§ **Exercise prompt**: Repeat all of the records verbatim.

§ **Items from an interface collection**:
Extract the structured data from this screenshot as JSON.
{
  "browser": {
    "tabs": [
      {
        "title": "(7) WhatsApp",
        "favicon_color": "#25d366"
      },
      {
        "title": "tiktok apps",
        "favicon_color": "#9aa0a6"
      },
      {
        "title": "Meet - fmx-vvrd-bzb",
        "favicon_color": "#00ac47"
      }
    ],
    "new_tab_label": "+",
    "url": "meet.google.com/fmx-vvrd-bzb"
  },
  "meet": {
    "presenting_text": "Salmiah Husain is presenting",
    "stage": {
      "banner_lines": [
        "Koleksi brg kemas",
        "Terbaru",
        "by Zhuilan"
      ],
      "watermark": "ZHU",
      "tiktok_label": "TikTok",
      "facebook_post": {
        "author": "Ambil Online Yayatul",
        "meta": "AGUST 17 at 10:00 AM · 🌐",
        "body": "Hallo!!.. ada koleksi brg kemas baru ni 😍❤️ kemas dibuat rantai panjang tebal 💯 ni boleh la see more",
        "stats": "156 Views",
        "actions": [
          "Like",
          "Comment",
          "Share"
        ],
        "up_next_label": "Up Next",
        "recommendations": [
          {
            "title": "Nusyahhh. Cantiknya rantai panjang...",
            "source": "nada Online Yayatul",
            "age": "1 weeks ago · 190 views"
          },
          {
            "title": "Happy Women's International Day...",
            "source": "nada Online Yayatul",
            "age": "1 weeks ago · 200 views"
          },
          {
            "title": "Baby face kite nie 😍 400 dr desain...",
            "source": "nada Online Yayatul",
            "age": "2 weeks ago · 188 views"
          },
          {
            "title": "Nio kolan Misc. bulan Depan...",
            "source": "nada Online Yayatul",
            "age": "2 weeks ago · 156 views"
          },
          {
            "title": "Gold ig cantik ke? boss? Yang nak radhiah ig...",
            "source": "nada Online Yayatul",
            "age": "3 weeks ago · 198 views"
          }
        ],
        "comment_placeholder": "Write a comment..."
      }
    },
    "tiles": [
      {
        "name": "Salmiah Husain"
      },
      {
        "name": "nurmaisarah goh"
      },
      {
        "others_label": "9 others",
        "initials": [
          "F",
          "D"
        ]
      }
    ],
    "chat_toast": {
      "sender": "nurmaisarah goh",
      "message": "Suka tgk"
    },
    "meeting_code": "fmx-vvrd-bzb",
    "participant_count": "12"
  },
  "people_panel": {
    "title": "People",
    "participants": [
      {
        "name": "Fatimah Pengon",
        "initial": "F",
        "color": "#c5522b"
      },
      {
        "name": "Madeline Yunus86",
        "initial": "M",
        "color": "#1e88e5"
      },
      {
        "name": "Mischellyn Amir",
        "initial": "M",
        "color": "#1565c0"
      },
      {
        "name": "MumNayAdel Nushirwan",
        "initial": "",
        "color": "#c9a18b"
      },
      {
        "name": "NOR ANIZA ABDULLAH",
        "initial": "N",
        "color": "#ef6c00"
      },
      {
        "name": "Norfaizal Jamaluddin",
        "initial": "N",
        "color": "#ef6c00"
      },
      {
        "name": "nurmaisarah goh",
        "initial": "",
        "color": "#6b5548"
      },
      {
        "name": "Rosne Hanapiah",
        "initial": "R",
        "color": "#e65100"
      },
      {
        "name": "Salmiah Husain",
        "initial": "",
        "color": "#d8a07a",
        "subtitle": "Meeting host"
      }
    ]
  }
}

§ **Solution for this exercise**:
Extract the structured data from this screenshot as JSON.
{
  "browser": {
    "tabs": [
      {
        "title": "(7) WhatsApp",
        "favicon_color": "#25d366"
      },
      {
        "title": "tiktok apps",
        "favicon_color": "#9aa0a6"
      },
      {
        "title": "Meet - fmx-vvrd-bzb",
        "favicon_color": "#00ac47"
      }
    ],
    "new_tab_label": "+",
    "url": "meet.google.com/fmx-vvrd-bzb"
  },
  "meet": {
    "presenting_text": "Salmiah Husain is presenting",
    "stage": {
      "banner_lines": [
        "Koleksi brg kemas",
        "Terbaru",
        "by Zhuilan"
      ],
      "watermark": "ZHU",
      "tiktok_label": "TikTok",
      "facebook_post": {
        "author": "Ambil Online Yayatul",
        "meta": "AGUST 17 at 10:00 AM · 🌐",
        "body": "Hallo!!.. ada koleksi brg kemas baru ni 😍❤️ kemas dibuat rantai panjang tebal 💯 ni boleh la see more",
        "stats": "156 Views",
        "actions": [
          "Like",
          "Comment",
          "Share"
        ],
        "up_next_label": "Up Next",
        "recommendations": [
          {
            "title": "Nusyahhh. Cantiknya rantai panjang...",
            "source": "nada Online Yayatul",
            "age": "1 weeks ago · 190 views"
          },
          {
            "title": "Happy Women's International Day...",
            "source": "nada Online Yayatul",
            "age": "1 weeks ago · 200 views"
          },
          {
            "title": "Baby face kite nie 😍 400 dr desain...",
            "source": "nada Online Yayatul",
            "age": "2 weeks ago · 188 views"
          },
          {
            "title": "Nio kolan Misc. bulan Depan...",
            "source": "nada Online Yayatul",
            "age": "2 weeks ago · 156 views"
          },
          {
            "title": "Gold ig cantik ke? boss? Yang nak radhiah ig...",
            "source": "nada Online Yayatul",
            "age": "3 weeks ago · 198 views"
          }
        ],
        "comment_placeholder": "Write a comment..."
      }
    },
    "tiles": [
      {
        "name": "Salmiah Husain"
      },
      {
        "name": "nurmaisarah goh"
      },
      {
        "others_label": "9 others",
        "initials": [
          "F",
          "D"
        ]
      }
    ],
    "chat_toast": {
      "sender": "nurmaisarah goh",
      "message": "Suka tgk"
    },
    "meeting_code": "fmx-vvrd-bzb",
    "participant_count": "12"
  },
  "people_panel": {
    "title": "People",
    "participants": [
      {
        "name": "Fatimah Pengon",
        "initial": "F",
        "color": "#c5522b"
      },
      {
        "name": "Madeline Yunus86",
        "initial": "M",
        "color": "#1e88e5"
      },
      {
        "name": "Mischellyn Amir",
        "initial": "M",
        "color": "#1565c0"
      },
      {
        "name": "MumNayAdel Nushirwan",
        "initial": "",
        "color": "#c9a18b"
      },
      {
        "name": "NOR ANIZA ABDULLAH",
        "initial": "N",
        "color": "#ef6c00"
      },
      {
        "name": "Norfaizal Jamaluddin",
        "initial": "N",
        "color": "#ef6c00"
      },
      {
        "name": "nurmaisarah goh",
        "initial": "",
        "color": "#6b5548"
      },
      {
        "name": "Rosne Hanapiah",
        "initial": "R",
        "color": "#e65100"
      },
      {
        "name": "Salmiah Husain",
        "initial": "",
        "color": "#d8a07a",
        "subtitle": "Meeting host"
      }
    ]
  }
}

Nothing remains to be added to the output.